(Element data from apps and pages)

____

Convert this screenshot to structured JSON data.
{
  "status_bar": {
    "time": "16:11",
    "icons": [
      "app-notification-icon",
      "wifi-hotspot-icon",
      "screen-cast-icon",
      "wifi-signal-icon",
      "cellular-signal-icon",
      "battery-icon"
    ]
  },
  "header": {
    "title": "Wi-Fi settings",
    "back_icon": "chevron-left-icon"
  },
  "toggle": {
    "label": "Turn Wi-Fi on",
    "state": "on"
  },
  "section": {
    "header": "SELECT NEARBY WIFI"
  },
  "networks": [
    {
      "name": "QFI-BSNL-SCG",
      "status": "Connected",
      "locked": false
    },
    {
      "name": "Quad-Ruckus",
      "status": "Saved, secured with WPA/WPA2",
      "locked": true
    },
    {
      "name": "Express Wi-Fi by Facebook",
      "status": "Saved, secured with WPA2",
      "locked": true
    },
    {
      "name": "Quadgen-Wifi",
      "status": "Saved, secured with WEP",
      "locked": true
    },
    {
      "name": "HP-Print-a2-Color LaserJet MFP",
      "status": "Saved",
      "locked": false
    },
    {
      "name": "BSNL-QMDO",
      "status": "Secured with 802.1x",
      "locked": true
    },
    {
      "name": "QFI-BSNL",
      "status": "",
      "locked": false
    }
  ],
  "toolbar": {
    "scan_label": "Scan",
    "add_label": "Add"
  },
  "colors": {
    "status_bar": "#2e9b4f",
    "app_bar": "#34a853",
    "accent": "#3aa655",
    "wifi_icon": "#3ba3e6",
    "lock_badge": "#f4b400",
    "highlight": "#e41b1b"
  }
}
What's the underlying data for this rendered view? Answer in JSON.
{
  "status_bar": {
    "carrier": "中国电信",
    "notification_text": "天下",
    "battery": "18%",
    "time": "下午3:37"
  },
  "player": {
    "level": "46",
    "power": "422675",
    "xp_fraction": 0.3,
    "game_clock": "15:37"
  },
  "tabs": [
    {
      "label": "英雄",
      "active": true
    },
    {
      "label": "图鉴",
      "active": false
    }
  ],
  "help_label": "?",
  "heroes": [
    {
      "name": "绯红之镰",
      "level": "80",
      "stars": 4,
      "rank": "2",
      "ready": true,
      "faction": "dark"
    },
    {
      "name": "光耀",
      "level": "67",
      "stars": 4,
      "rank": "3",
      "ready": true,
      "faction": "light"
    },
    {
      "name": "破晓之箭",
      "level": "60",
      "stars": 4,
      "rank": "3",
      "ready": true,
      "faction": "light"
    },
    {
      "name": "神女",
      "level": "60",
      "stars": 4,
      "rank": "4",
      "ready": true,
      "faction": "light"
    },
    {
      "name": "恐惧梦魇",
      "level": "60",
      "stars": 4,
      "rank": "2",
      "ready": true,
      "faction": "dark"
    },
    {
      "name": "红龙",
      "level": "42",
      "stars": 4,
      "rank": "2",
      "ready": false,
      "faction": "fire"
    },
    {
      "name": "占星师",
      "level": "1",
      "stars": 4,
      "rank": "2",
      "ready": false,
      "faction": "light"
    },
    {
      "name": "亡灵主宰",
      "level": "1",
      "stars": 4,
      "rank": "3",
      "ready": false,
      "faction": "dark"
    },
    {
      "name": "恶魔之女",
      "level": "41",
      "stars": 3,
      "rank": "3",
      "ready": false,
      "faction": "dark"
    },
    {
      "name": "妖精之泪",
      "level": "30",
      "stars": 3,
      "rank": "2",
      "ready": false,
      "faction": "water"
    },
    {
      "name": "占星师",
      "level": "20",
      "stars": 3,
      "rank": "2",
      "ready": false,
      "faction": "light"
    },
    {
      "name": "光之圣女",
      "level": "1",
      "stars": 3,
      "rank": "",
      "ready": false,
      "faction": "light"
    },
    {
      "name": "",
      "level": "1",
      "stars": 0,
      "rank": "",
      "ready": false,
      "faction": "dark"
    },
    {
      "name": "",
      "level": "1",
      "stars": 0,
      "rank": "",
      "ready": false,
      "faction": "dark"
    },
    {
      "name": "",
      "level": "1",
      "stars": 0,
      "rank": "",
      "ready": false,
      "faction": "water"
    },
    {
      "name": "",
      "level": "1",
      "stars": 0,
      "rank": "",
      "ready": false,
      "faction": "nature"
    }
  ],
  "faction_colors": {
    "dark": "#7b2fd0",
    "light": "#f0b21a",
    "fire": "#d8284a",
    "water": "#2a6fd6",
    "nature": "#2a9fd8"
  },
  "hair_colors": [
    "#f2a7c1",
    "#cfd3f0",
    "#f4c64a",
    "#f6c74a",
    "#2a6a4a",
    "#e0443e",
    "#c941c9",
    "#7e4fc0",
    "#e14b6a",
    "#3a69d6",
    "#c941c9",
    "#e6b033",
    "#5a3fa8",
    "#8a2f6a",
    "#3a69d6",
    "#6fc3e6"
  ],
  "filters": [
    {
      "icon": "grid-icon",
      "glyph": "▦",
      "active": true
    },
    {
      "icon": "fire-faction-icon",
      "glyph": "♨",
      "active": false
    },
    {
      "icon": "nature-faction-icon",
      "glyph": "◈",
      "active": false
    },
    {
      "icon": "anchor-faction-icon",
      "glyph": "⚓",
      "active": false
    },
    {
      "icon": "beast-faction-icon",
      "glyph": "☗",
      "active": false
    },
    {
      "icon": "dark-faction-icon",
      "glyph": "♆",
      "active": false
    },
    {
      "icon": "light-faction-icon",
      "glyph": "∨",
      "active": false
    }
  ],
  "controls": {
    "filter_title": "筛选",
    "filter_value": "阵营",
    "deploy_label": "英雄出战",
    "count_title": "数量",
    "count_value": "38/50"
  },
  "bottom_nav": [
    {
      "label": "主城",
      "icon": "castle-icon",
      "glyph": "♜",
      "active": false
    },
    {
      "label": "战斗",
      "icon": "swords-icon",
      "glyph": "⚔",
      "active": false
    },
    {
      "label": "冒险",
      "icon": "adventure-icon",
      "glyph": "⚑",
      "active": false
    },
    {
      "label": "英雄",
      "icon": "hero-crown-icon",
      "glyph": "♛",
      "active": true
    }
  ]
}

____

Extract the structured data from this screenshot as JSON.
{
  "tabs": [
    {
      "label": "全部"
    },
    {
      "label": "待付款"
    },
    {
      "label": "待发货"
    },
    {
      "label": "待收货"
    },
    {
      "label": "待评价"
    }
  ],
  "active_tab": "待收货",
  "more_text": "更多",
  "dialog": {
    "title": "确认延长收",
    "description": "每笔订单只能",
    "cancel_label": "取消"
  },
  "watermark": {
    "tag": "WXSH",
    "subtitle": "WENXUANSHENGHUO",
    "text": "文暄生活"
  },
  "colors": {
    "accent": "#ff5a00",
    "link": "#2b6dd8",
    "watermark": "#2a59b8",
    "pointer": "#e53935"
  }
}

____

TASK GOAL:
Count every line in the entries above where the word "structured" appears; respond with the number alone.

ANSWER BOX:
2